Despite our best attempts to drink the entire contents of our cellar before leaving France, we still found ourselves with 200-odd bottles that we didn’t quite get to. This was my fault…letting the team down with my dull sniff-and-spit pregnancy regime. So what to do? No problem we thought, in our sweet, naïve way. We will just ship our wines in the container with our furniture. We will save ourselves scads of money not having to pay the high liquor board prices! We will bring rare, interesting offerings to our friends and family craving diversity. It will be like a public service; an act of charity. Cue applause now.
Until the large bucket of ice cold water landed on our proverbial heads. All personal effects for a returning ex-resident are tax-free…hurray! Except for alcohol. Of course! What was I thinking? Why on earth should the provincial government let me bring in wine bought long ago, in another country, for my personal consumption, without taking a hefty cut? This makes perfect sense. So we gritted our teeth and paid the almost 4$/ bottle, rationalizing it to ourselves in that it is still cheaper than buying the same wines and vintages here. The bitter memory was just starting to fade slightly when we had another wonderful surprise! After a lovely morning spent making our customs clearance declaration, our friendly customs officer presented us with the federal tax bill! Because it is clearly not enough to pay provincial taxes to bring sinful, wicked alcohol into Canada; the federal government also needs to make a couple of bucks. Our new friend explained to us that there is a solution to bring in wines tax-free. Excellent! Are you ready? Wines are tax exempt under the legal limit of 1.5 litres per person (aka 2 bottles)! 100 trips back and forth across the Atlantic to beat the tax man… Genius!

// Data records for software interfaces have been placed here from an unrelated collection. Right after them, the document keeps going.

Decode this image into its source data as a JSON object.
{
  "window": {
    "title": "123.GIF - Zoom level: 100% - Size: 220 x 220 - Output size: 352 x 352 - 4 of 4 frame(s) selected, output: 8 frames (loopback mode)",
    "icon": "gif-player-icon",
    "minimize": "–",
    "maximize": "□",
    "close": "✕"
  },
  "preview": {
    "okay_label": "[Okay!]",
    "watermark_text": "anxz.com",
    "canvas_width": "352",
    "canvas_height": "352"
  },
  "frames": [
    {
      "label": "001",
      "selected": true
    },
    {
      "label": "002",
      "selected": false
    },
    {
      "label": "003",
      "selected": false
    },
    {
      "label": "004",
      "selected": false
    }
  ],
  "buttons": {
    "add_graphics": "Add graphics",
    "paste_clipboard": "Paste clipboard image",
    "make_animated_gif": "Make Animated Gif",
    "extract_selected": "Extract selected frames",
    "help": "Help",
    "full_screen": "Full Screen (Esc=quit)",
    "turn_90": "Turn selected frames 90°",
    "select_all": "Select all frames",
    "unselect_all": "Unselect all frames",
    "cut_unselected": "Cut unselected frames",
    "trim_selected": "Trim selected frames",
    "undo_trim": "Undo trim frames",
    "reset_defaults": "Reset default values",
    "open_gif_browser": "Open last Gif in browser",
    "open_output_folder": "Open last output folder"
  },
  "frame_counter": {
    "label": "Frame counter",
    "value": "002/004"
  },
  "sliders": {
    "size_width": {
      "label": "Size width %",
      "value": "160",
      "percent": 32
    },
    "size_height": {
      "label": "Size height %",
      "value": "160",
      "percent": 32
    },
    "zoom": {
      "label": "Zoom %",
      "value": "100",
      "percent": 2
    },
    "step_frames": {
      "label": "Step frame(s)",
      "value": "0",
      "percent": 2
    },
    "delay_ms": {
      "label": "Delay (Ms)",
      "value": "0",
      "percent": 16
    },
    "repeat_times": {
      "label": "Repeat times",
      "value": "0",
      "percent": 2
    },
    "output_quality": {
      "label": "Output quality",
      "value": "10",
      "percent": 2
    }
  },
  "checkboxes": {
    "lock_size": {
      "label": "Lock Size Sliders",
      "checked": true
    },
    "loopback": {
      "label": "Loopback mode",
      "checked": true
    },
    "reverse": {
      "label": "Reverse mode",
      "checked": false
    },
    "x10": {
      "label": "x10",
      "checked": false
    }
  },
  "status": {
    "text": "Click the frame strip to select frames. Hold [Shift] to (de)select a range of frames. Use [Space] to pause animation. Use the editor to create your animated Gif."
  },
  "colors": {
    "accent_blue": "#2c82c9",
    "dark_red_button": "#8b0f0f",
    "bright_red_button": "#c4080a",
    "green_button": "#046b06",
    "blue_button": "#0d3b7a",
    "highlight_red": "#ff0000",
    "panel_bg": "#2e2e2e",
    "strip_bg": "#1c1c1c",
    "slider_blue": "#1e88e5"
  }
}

So 6$/ bottle later, we have wine…much wine. And it all looks pretty and pristine so far. No pushed up corks, no drips, no perceivable quality alteration. Totally worthwhile!